Dun & Bradstreet Logo

Bitcoin 2
Diane Ramirez

In the Aftermath of the Massive Bitcoin Hack

by Diane Ramirez | Dun & Bradstreet Editor

August 11, 2016 | No Comments »

Let’s say your bank was just robbed, and the bank responds by taking money out of each of its customers’ accounts to reimburse the coffers. Sounds crazy, doesn’t it? But that’s pretty much what happened earlier this month when bitcoin exchange Bitfinex Technology was hit with a massive cyberattack. More than $60 million worth of bitcoin was stolen from the exchange — the second-largest loss of bitcoins ever.

The Hong Kong-based firm’s solution, to distribute losses among all of its customers, was categorized by Bitfinex as a “socialized loss scenario.” Many of its customers are understandably miffed, especially after the company had touted the safety of its multisignature security architecture. In the words of CFO Giancarlo Devasini in 2015, “With our BitGo wallet solution, it becomes impossible for our users to lose their bitcoins due to us being hacked or stealing them.” Impossible? Well then, what happened?

With multisignature (or “multisig”) wallets, account keys are divided among multiple owners to manage risk. Along with multisig provider BitGo, Bitfinex provided each of its customers with these wallets in 2015, declaring that “the era of commingling customer bitcoin and all of the associated security exposures is over.” The multisig system has been called the future of bitcoin exchanges, but where did it fall apart, and who is to blame? Was it BigGo’s automated service? Was it Bitfinex, which kept two keys itself, making the multisig scheme moot? And why are the exchange’s customers paying for the failure?

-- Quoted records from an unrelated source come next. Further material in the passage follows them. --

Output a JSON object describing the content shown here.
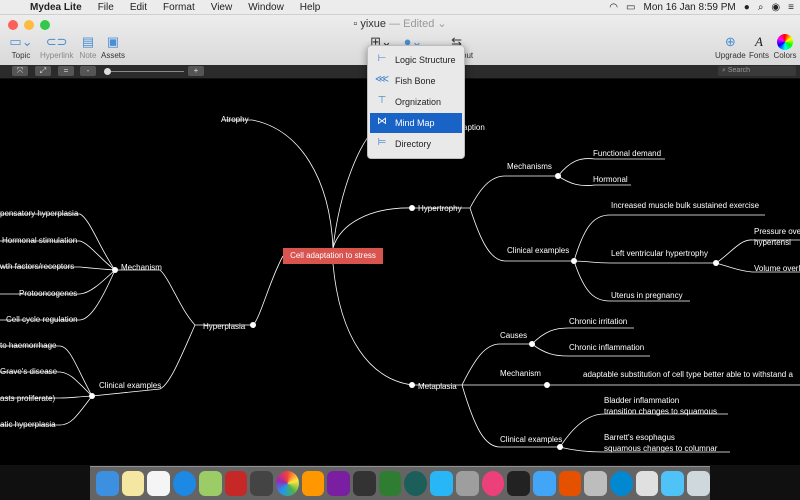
{
  "menubar": {
    "app": "Mydea Lite",
    "items": [
      "File",
      "Edit",
      "Format",
      "View",
      "Window",
      "Help"
    ],
    "datetime": "Mon 16 Jan  8:59 PM"
  },
  "window": {
    "title": "yixue",
    "edited": "— Edited ⌄"
  },
  "toolbar": {
    "topic": "Topic",
    "hyperlink": "Hyperlink",
    "note": "Note",
    "assets": "Assets",
    "layout_partial": "out",
    "upgrade": "Upgrade",
    "fonts": "Fonts",
    "colors": "Colors"
  },
  "subbar": {
    "search_placeholder": "Search",
    "minus": "-",
    "plus": "+"
  },
  "layout_menu": {
    "items": [
      "Logic Structure",
      "Fish Bone",
      "Orgnization",
      "Mind Map",
      "Directory"
    ],
    "selected": "Mind Map"
  },
  "mindmap": {
    "root": "Cell adaptation to stress",
    "atrophy": "Atrophy",
    "adaptation_partial": "aption",
    "hypertrophy": {
      "label": "Hypertrophy",
      "mechanisms": "Mechanisms",
      "functional_demand": "Functional demand",
      "hormonal": "Hormonal",
      "clinical_examples": "Clinical examples",
      "increased_bulk": "Increased muscle bulk sustained exercise",
      "lvh": "Left ventricular hypertrophy",
      "pressure": "Pressure ove",
      "hypertension": "hypertensi",
      "volume": "Volume overl",
      "uterus": "Uterus in pregnancy"
    },
    "hyperplasia": {
      "label": "Hyperplasia",
      "mechanism": "Mechanism",
      "compensatory": "pensatory hyperplasia",
      "hormonal_stim": "Hormonal stimulation",
      "growth": "wth factors/receptors",
      "proto": "Protooncogenes",
      "cell_cycle": "Cell cycle regulation",
      "clinical_examples": "Clinical examples",
      "haemorrhage": "to haemorrhage",
      "graves": "Grave's disease",
      "blasts": "asts proliferate)",
      "prostatic": "atic hyperplasia"
    },
    "metaplasia": {
      "label": "Metaplasia",
      "causes": "Causes",
      "chronic_irritation": "Chronic irritation",
      "chronic_inflammation": "Chronic inflammation",
      "mechanism": "Mechanism",
      "adaptable": "adaptable substitution of cell type better able to withstand a",
      "clinical_examples": "Clinical examples",
      "bladder1": "Bladder inflammation",
      "bladder2": "transition changes to squamous",
      "barrett1": "Barrett's esophagus",
      "barrett2": "squamous changes to columnar"
    }
  },
  "colors": {
    "root_bg": "#d9534f",
    "selection": "#1a63c6",
    "canvas": "#000000",
    "line": "#ffffff"
  }
}
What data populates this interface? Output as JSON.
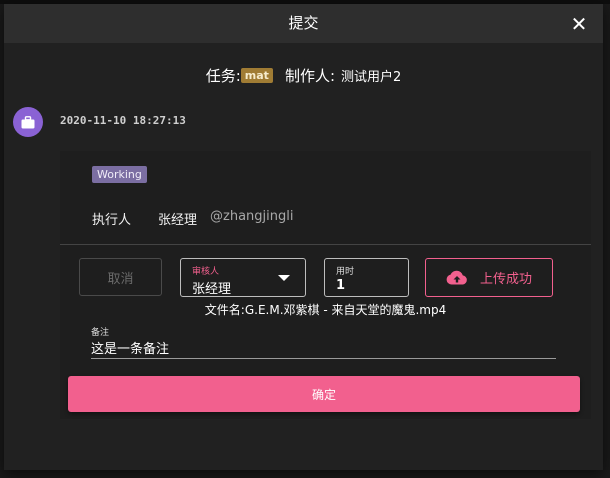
{
  "dialog": {
    "title": "提交"
  },
  "header": {
    "task_label": "任务:",
    "task_badge": "mat",
    "creator_label": "制作人:",
    "creator_value": "测试用户2"
  },
  "entry": {
    "timestamp": "2020-11-10 18:27:13",
    "status": "Working",
    "executor_label": "执行人",
    "executor_name": "张经理",
    "executor_handle": "@zhangjingli"
  },
  "form": {
    "cancel_label": "取消",
    "reviewer_label": "审核人",
    "reviewer_value": "张经理",
    "duration_label": "用时",
    "duration_value": "1",
    "upload_label": "上传成功",
    "filename": "文件名:G.E.M.邓紫棋 - 来自天堂的魔鬼.mp4",
    "note_label": "备注",
    "note_value": "这是一条备注",
    "confirm_label": "确定"
  },
  "colors": {
    "accent": "#f2608e",
    "avatar": "#8a62d4",
    "task_badge": "#a07c34",
    "status_badge": "#7b6ea2"
  },
  "icons": {
    "close": "close-icon",
    "avatar": "briefcase-icon",
    "dropdown": "chevron-down-icon",
    "upload": "cloud-upload-icon"
  }
}
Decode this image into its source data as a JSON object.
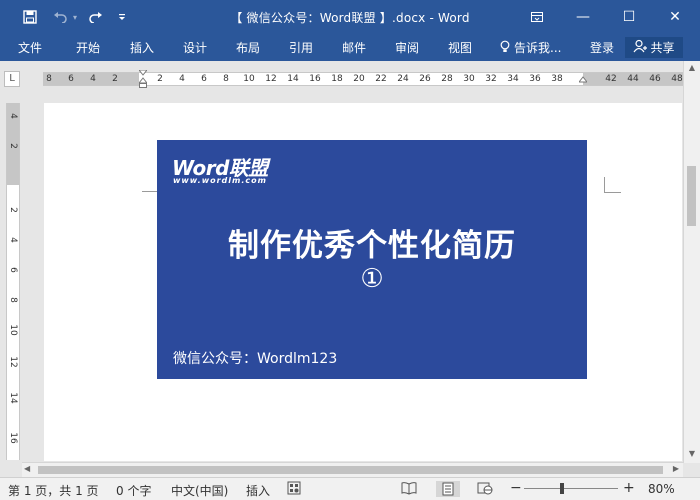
{
  "titlebar": {
    "doc_title": "【 微信公众号：Word联盟 】.docx - Word",
    "save_icon": "save-icon",
    "undo_icon": "undo-icon",
    "redo_icon": "redo-icon",
    "customize_icon": "customize-qat-icon",
    "ribbon_display_icon": "ribbon-display-options-icon",
    "minimize_symbol": "—",
    "maximize_symbol": "☐",
    "close_symbol": "✕"
  },
  "ribbon": {
    "tabs": [
      "文件",
      "开始",
      "插入",
      "设计",
      "布局",
      "引用",
      "邮件",
      "审阅",
      "视图"
    ],
    "tell_me": "告诉我...",
    "login": "登录",
    "share": "共享"
  },
  "ruler": {
    "corner": "L",
    "ticks": [
      "8",
      "6",
      "4",
      "2",
      "2",
      "4",
      "6",
      "8",
      "10",
      "12",
      "14",
      "16",
      "18",
      "20",
      "22",
      "24",
      "26",
      "28",
      "30",
      "32",
      "34",
      "36",
      "38",
      "42",
      "44",
      "46",
      "48"
    ],
    "vticks": [
      "4",
      "2",
      "2",
      "4",
      "6",
      "8",
      "10",
      "12",
      "14",
      "16"
    ]
  },
  "document": {
    "logo_text": "Word联盟",
    "logo_url": "www.wordlm.com",
    "headline": "制作优秀个性化简历",
    "number": "①",
    "footer": "微信公众号：Wordlm123",
    "banner_color": "#2c4a9c"
  },
  "statusbar": {
    "page": "第 1 页，共 1 页",
    "words": "0 个字",
    "language": "中文(中国)",
    "mode": "插入",
    "zoom_minus": "−",
    "zoom_plus": "+",
    "zoom": "80%"
  },
  "colors": {
    "accent": "#2b579a"
  }
}
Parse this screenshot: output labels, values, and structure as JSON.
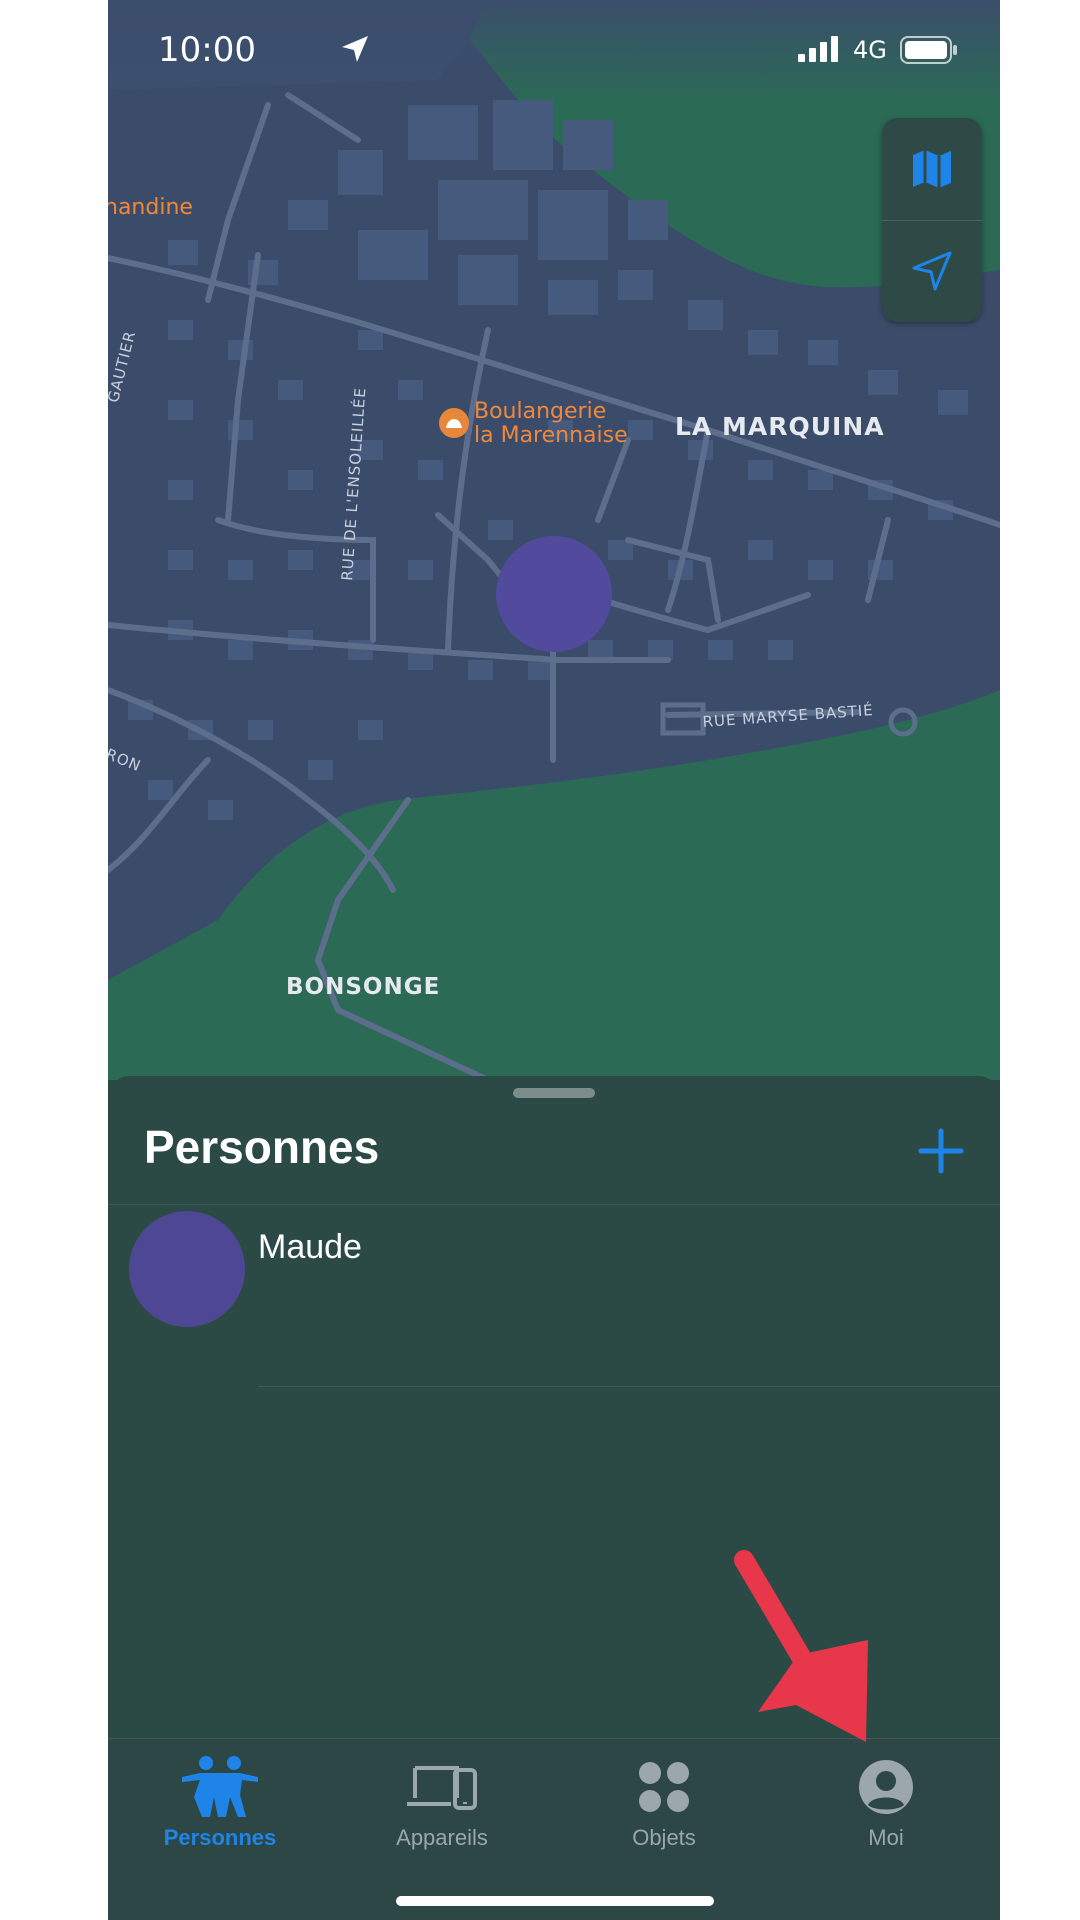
{
  "status_bar": {
    "time": "10:00",
    "network": "4G"
  },
  "map": {
    "areas": [
      "LA MARQUINA",
      "BONSONGE"
    ],
    "poi": {
      "line1": "Boulangerie",
      "line2": "la Marennaise"
    },
    "partial_poi": "nandine",
    "streets": [
      "RUE DE L'ENSOLEILLÉE",
      "RUE MARYSE BASTIÉ",
      "GAUTIER",
      "RON"
    ],
    "controls": {
      "map_icon": "map-icon",
      "location_icon": "location-arrow-icon"
    }
  },
  "sheet": {
    "title": "Personnes",
    "add_icon": "plus-icon",
    "people": [
      {
        "name": "Maude"
      }
    ]
  },
  "tabs": [
    {
      "label": "Personnes",
      "icon": "people-icon",
      "active": true
    },
    {
      "label": "Appareils",
      "icon": "devices-icon",
      "active": false
    },
    {
      "label": "Objets",
      "icon": "items-icon",
      "active": false
    },
    {
      "label": "Moi",
      "icon": "person-circle-icon",
      "active": false
    }
  ],
  "colors": {
    "accent": "#1f84e8",
    "map_land": "#3b4c6b",
    "water_green": "#2b6a55",
    "sheet_bg": "#2c4a45",
    "location_dot": "#514a9d",
    "arrow": "#e8364a"
  }
}
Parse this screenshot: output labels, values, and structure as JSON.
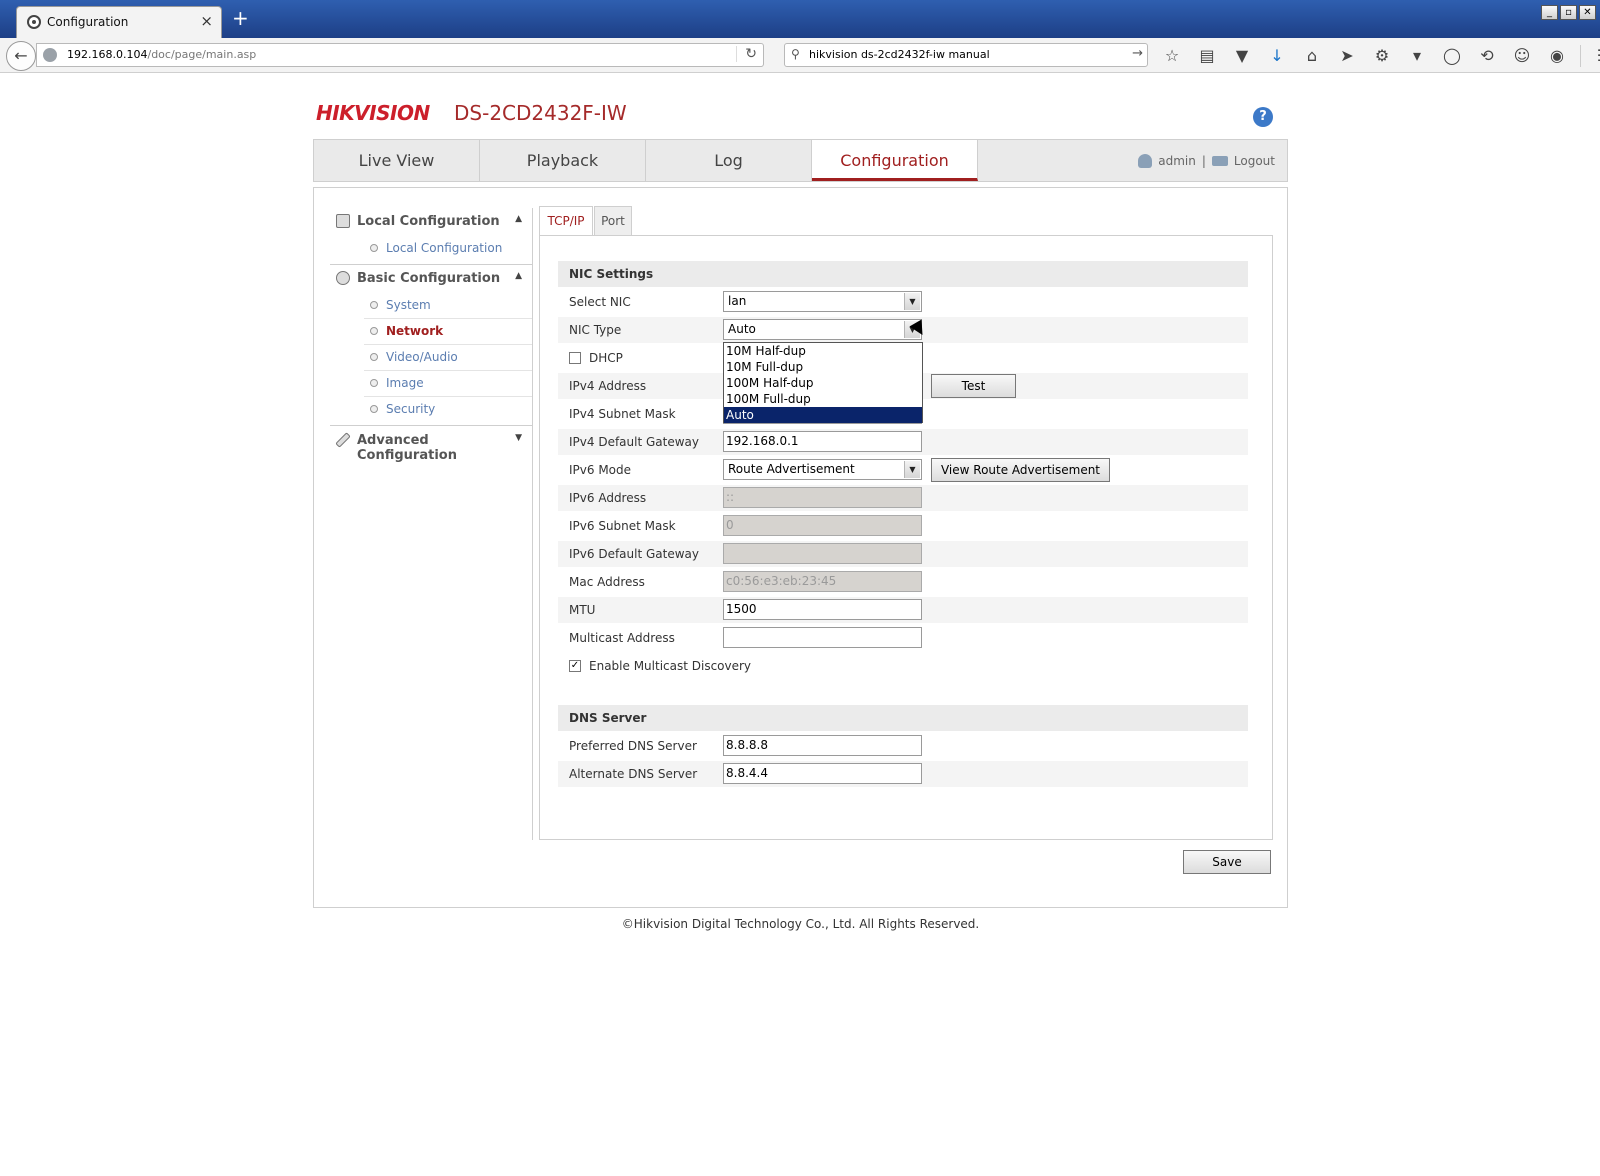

This was just the latest security breach of several that have hit the industry. The biggest bitcoin heist took place when leading exchange Mt. Gox was hit, losing somewhere between $450 million and $600 million. (It isn’t entirely clear yet what happened or even exactly how much was lost.) In that case, all Mt. Gox users lost 100% of their funds, and the exchange shut down operations in 2014.

James Lynn, managing director of blockchain payment firm Billon Group, recently told CNBC that more bitcoin hacks are likely to happen: “I fear we’re only seeing the start of this trend, which could rock the very foundations of bitcoin value.” If multisig wallets are indeed the future of bitcoin, what can be done to enhance the security of transactions going forward?

Bitfinex will issue BFX tokens to its customers in exchange for the 36% shaved from their accounts. The tokens will eventually be good for full repayment or for shares in Bitfinex’s holding company. Additionally, the tokens will be traded on the Bitfinex platform, allowing customers to set their value based on the odds that Bitfinex will actually repay the token holders.

As for Bitfinex, it temporarily shut down to read-only mode, where users could check their accounts but not trade, withdraw, or deposit coins. According to the company’s Twitter page, trading and withdrawal capabilities were restored on the afternoon of August 10, 2016.

The question now is, how will the bitcoin community respond? (Immediately post-hack, bitcoin had a noticeable drop in price, but things seem to be moving forward again.) Who should ultimately be held responsible for the hack, and who really should bear the brunt of the loss?


Diane Ramirez has been a member of the D&B editorial department for more than a decade. She currently covers the health care and insurance industries for Hoover’s.

Photo by Zach Copley, used under a Creative Commons license.

Leave a Reply

Your email address will not be published. Required fields are marked *